_Your objective_. Could you return the full listing, every line exactly as given?

Provided information Start Marker

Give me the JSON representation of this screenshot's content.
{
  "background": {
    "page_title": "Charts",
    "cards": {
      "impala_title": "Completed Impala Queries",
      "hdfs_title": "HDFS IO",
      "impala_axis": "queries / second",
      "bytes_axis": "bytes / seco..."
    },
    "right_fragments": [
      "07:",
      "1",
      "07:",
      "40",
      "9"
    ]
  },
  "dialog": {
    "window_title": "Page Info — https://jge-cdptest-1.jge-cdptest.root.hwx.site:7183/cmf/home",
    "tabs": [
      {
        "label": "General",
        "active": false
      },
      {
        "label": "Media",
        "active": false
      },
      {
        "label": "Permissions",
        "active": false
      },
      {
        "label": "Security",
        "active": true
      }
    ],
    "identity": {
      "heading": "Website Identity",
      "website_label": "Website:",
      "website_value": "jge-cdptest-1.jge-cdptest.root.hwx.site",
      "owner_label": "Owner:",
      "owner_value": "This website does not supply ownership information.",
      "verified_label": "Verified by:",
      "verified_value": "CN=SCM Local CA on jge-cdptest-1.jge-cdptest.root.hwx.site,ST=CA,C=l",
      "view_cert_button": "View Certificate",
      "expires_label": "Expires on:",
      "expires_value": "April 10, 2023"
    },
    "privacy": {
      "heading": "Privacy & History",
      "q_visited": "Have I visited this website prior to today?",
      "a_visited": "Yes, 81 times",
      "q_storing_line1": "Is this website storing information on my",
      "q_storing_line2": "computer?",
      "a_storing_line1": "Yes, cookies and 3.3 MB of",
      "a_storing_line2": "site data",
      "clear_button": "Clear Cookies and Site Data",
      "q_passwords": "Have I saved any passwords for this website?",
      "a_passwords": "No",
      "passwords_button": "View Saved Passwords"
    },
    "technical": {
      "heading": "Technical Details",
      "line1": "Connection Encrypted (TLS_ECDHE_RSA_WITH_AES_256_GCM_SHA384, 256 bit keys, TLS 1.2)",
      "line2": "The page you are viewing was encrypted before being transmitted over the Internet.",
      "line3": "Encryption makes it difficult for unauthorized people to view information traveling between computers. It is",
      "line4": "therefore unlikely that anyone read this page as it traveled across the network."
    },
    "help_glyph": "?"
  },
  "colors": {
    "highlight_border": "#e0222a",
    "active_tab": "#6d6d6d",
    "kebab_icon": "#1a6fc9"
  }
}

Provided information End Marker

_Solved exercise_.
Give me the JSON representation of this screenshot's content.
{
  "background": {
    "page_title": "Charts",
    "cards": {
      "impala_title": "Completed Impala Queries",
      "hdfs_title": "HDFS IO",
      "impala_axis": "queries / second",
      "bytes_axis": "bytes / seco..."
    },
    "right_fragments": [
      "07:",
      "1",
      "07:",
      "40",
      "9"
    ]
  },
  "dialog": {
    "window_title": "Page Info — https://jge-cdptest-1.jge-cdptest.root.hwx.site:7183/cmf/home",
    "tabs": [
      {
        "label": "General",
        "active": false
      },
      {
        "label": "Media",
        "active": false
      },
      {
        "label": "Permissions",
        "active": false
      },
      {
        "label": "Security",
        "active": true
      }
    ],
    "identity": {
      "heading": "Website Identity",
      "website_label": "Website:",
      "website_value": "jge-cdptest-1.jge-cdptest.root.hwx.site",
      "owner_label": "Owner:",
      "owner_value": "This website does not supply ownership information.",
      "verified_label": "Verified by:",
      "verified_value": "CN=SCM Local CA on jge-cdptest-1.jge-cdptest.root.hwx.site,ST=CA,C=l",
      "view_cert_button": "View Certificate",
      "expires_label": "Expires on:",
      "expires_value": "April 10, 2023"
    },
    "privacy": {
      "heading": "Privacy & History",
      "q_visited": "Have I visited this website prior to today?",
      "a_visited": "Yes, 81 times",
      "q_storing_line1": "Is this website storing information on my",
      "q_storing_line2": "computer?",
      "a_storing_line1": "Yes, cookies and 3.3 MB of",
      "a_storing_line2": "site data",
      "clear_button": "Clear Cookies and Site Data",
      "q_passwords": "Have I saved any passwords for this website?",
      "a_passwords": "No",
      "passwords_button": "View Saved Passwords"
    },
    "technical": {
      "heading": "Technical Details",
      "line1": "Connection Encrypted (TLS_ECDHE_RSA_WITH_AES_256_GCM_SHA384, 256 bit keys, TLS 1.2)",
      "line2": "The page you are viewing was encrypted before being transmitted over the Internet.",
      "line3": "Encryption makes it difficult for unauthorized people to view information traveling between computers. It is",
      "line4": "therefore unlikely that anyone read this page as it traveled across the network."
    },
    "help_glyph": "?"
  },
  "colors": {
    "highlight_border": "#e0222a",
    "active_tab": "#6d6d6d",
    "kebab_icon": "#1a6fc9"
  }
}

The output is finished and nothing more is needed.